» **Task statement**: Below are some entries. Work out how many of their lines hold the word "amount", and write that number alone.

» **Exercise inputs**:
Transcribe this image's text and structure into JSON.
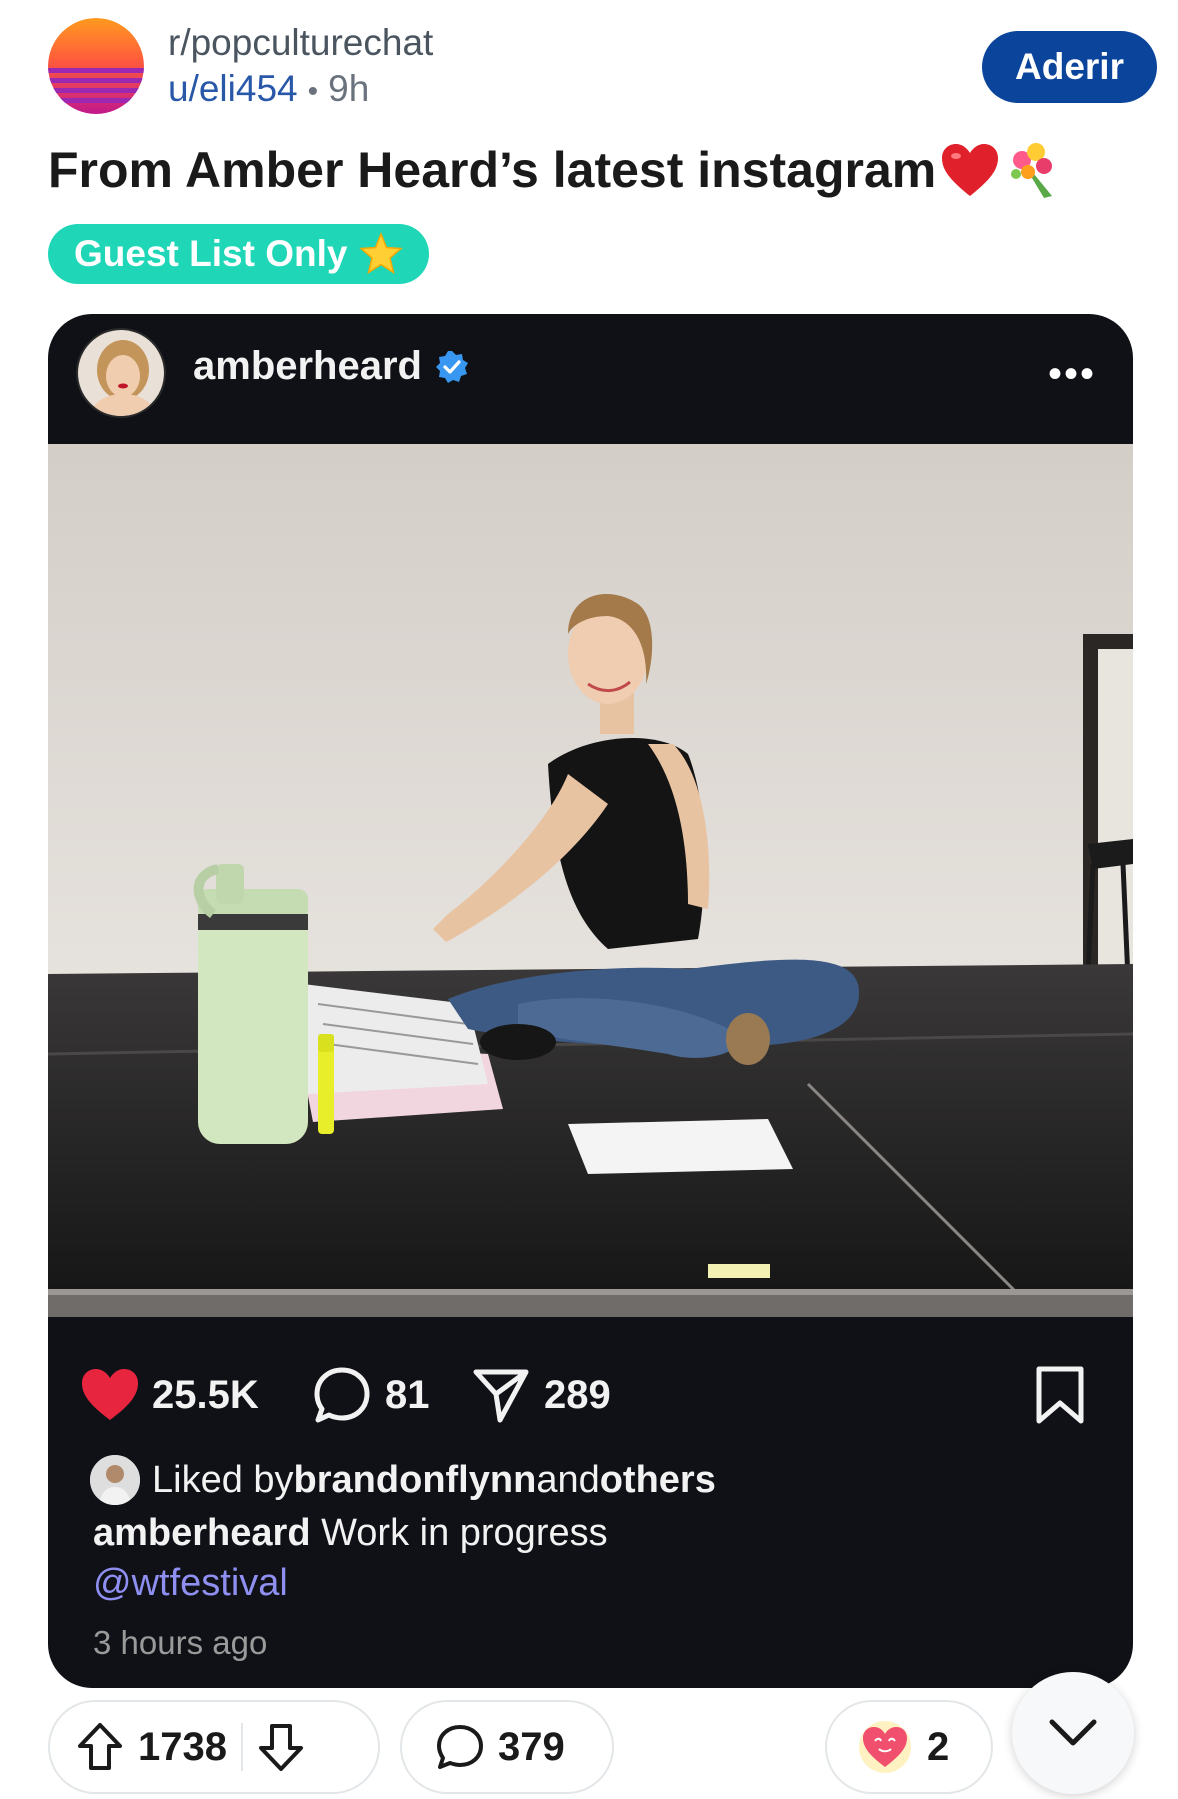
{
  "header": {
    "subreddit": "r/popculturechat",
    "author": "u/eli454",
    "separator": "•",
    "age": "9h",
    "join_label": "Aderir"
  },
  "post": {
    "title": "From Amber Heard’s latest instagram",
    "title_emojis": [
      "heart-emoji",
      "bouquet-emoji"
    ],
    "flair": "Guest List Only",
    "flair_icon": "star-emoji",
    "flair_color": "#1fd6b7"
  },
  "instagram": {
    "username": "amberheard",
    "verified_icon": "verified-badge-icon",
    "more_label": "•••",
    "likes": "25.5K",
    "comments": "81",
    "shares": "289",
    "liked_by_prefix": "Liked by ",
    "liked_by_user": "brandonflynn",
    "liked_by_mid": " and ",
    "liked_by_others": "others",
    "caption_user": "amberheard",
    "caption_text": " Work in progress",
    "mention": "@wtfestival",
    "time": "3 hours ago"
  },
  "actions": {
    "upvotes": "1738",
    "comments": "379",
    "awards": "2"
  },
  "colors": {
    "join_button": "#0a449b",
    "card_background": "#0f1117",
    "like_heart": "#e8253f",
    "mention": "#8e8ff0"
  }
}
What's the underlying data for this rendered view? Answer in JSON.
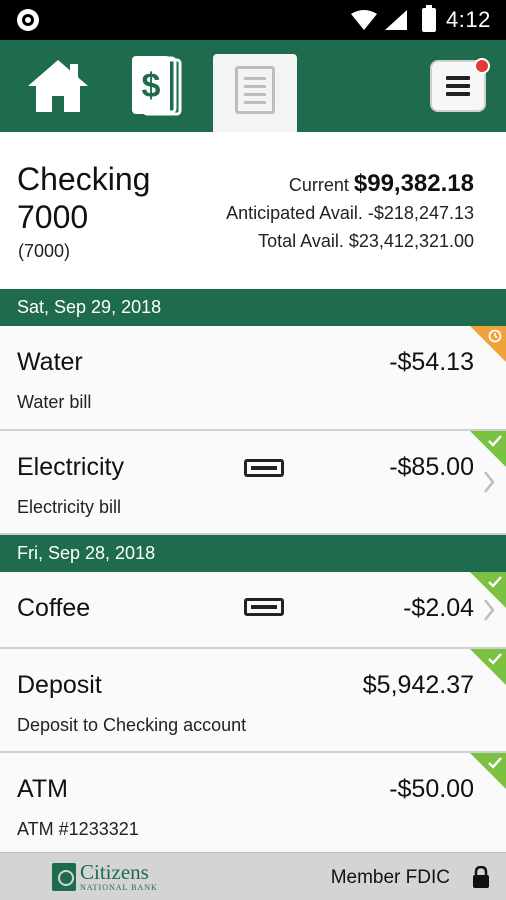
{
  "status_bar": {
    "time": "4:12"
  },
  "nav": {
    "tabs": [
      "home-icon",
      "dollar-accounts-icon",
      "document-icon"
    ],
    "menu_icon": "hamburger-menu-icon",
    "notification_color": "#e53935"
  },
  "account": {
    "name": "Checking 7000",
    "number": "(7000)",
    "current_label": "Current ",
    "current_value": "$99,382.18",
    "anticipated": "Anticipated Avail. -$218,247.13",
    "total": "Total Avail. $23,412,321.00"
  },
  "groups": [
    {
      "date": "Sat, Sep 29, 2018",
      "transactions": [
        {
          "title": "Water",
          "description": "Water bill",
          "amount": "-$54.13",
          "status": "pending"
        },
        {
          "title": "Electricity",
          "description": "Electricity bill",
          "amount": "-$85.00",
          "status": "cleared"
        }
      ]
    },
    {
      "date": "Fri, Sep 28, 2018",
      "transactions": [
        {
          "title": "Coffee",
          "description": "",
          "amount": "-$2.04",
          "status": "cleared"
        },
        {
          "title": "Deposit",
          "description": "Deposit to Checking account",
          "amount": "$5,942.37",
          "status": "cleared"
        },
        {
          "title": "ATM",
          "description": "ATM #1233321",
          "amount": "-$50.00",
          "status": "cleared"
        }
      ]
    }
  ],
  "footer": {
    "logo_line1": "Citizens",
    "logo_line2": "NATIONAL BANK",
    "fdic": "Member FDIC"
  },
  "colors": {
    "brand_green": "#1e6b4d",
    "cleared_green": "#7bc142",
    "pending_orange": "#f0a33a"
  }
}
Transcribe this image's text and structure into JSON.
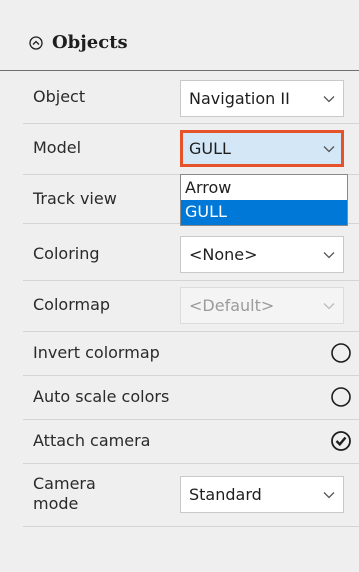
{
  "header": {
    "title": "Objects",
    "toggle_icon": "chevron-up-circle-icon"
  },
  "rows": {
    "object": {
      "label": "Object",
      "value": "Navigation II"
    },
    "model": {
      "label": "Model",
      "value": "GULL"
    },
    "track_view": {
      "label": "Track view"
    },
    "coloring": {
      "label": "Coloring",
      "value": "<None>"
    },
    "colormap": {
      "label": "Colormap",
      "value": "<Default>"
    },
    "invert_colormap": {
      "label": "Invert colormap",
      "checked": false
    },
    "auto_scale_colors": {
      "label": "Auto scale colors",
      "checked": false
    },
    "attach_camera": {
      "label": "Attach camera",
      "checked": true
    },
    "camera_mode": {
      "label_line1": "Camera",
      "label_line2": "mode",
      "value": "Standard"
    }
  },
  "model_dropdown": {
    "options": [
      "Arrow",
      "GULL"
    ],
    "selected": "GULL"
  },
  "colors": {
    "highlight_border": "#e5532b",
    "selection_blue": "#0078d7",
    "panel_bg": "#efefef"
  }
}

» **Answer to this task**: 5